The 16th annual Ipro Innovations conference was held at the Talking Stick Resort. It was a well-organized conference with over 500 attendees, lots of good food and swag, and over two days worth of content. Sometimes, everyone attended the same presentation in a large hall. Other times, there were seven simultaneous breakout sessions. My notes below cover only the small subset of the presentations that I was able to attend. I visited the Ipro office on the final day. It’s an impressive, modern office with lots of character. If you are wondering whether the Ipro people have a sense of humor, you need look no farther than the signs for the restrooms.

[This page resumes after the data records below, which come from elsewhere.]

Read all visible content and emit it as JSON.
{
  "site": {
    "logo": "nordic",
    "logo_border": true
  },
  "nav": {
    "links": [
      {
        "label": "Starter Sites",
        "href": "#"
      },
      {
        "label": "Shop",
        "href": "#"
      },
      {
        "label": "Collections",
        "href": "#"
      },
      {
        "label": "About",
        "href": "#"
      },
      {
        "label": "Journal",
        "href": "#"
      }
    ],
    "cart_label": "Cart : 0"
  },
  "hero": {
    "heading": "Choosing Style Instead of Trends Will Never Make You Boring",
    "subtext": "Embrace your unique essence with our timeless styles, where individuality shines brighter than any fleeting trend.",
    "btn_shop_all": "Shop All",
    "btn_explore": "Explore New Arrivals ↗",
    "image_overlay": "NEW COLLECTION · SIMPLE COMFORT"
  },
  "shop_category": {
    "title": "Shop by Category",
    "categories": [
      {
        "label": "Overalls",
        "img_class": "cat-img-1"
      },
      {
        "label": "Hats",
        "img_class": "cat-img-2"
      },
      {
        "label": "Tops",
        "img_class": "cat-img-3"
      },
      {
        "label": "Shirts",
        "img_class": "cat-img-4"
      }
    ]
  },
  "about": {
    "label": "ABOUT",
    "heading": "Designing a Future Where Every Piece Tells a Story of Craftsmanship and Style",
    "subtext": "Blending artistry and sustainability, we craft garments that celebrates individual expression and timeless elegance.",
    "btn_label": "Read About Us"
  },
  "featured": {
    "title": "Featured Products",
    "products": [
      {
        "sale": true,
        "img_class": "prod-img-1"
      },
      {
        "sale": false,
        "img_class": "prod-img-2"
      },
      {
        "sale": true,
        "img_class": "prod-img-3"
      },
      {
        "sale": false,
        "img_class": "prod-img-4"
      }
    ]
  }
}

The conference started with a summary of recent changes to the Ipro software line-up, how it enables a much smaller team to manage large projects, and stats on the growing customer base. They announced that Clustify will soon replace Content Analyst as their analytics engine. In the first phase, both engines will be available and will be implemented similarly, so the user can choose which one to use. Later phases will make more of Clustify’s unique functionality available. They announced an investment by ParkerGale Capital. Operations will largely remain unchanged, but there may be some acquisitions. The first evening ended with a party at Top Golf.
Ari Kaplan gave a presentation entitled “The Opportunity Maker,” where he told numerous entertaining stories about business problems and how to find opportunities. He explained that doing things that nobody else does can create opportunities. He contacts strangers from his law school on LinkedIn and asks them to meet for coffee when he travels to their town — many accept because “nobody does that.” He sends postscards to his clients when traveling, and they actually keep them. To illustrate the value of putting yourself into the path of opportunity, he described how he got to see the Mets in the World Series. He mentioned HelpAReporter.com as a way to get exposure for yourself as an expert.
One of the tracks during the breakout sessions was run by The Sedona Conference and offered CLE credits. One of the TSC presentations was “Understanding the Science & Math Behind TAR” by Maura Grossman. She covered the basics like TAR 1.0 vs. 2.0, human review achieving roughly 70% recall due to mistakes, and how TAR performs compared to keyword search. She mentioned that control sets can become stale because the reviewer’s concept of relevance may shift during the review. People tend to get pickier about relevance as the review progresses, so an estimate of the number of relevant docs taken on a control set at the beginning may be too high. She also warned that making multiple measurements against the control set can give a biased estimate about when a certain level of performance is achieved (sidenote: this is because people watch for a measure like F1 to cross a threshold to determine training completeness, which is not the best way to use a control set). She mentioned that she and Cormack have a new paper coming out that compares human review to TAR using better-reviewed data (Tim Kaine’s emails) that addresses some criticisms of their earlier JOLT study.
There were also breakout sessions where attendees could use the Ipro software with guidance from the staff in a room full of computers. I attended a session on ECA/EDA. One interesting feature that was demonstrated was checking the number of documents matching a keyword search that did not match any of the other searches performed — if the number is large, it may not be a very good search query.
Another TSC session I attended was by Brady, Grossman, and Shonka on responding to government and internal investigations. Often (maybe 20% of the time) the government is inquiring because you are a source of information, not the target of the investigation, so it may be unwise to raise suspicion by resisting the request. There is nothing similar to the Federal Rules of Civil Procedure for investigations. The scope of an investigation can be much broader than civil discovery. There is nothing like rule 502 (protecting privilege) for investigations. The federal government is pretty open to the use of TAR (don’t want to receive a document dump), though the DOJ may want transparency. There may be questions about how some data types (like text messages) were handled. State agencies can be more difficult.
The last session I attended was the analytics roundtable, where Ipro employees asked the audience questions about how they were using the software and solicited suggestions for how it could be improved. The day ended with the Salsa Challenge (as in food, not dancing) and dinner. I wasn’t able to attend the presentations on the final day, but the schedule looked interesting.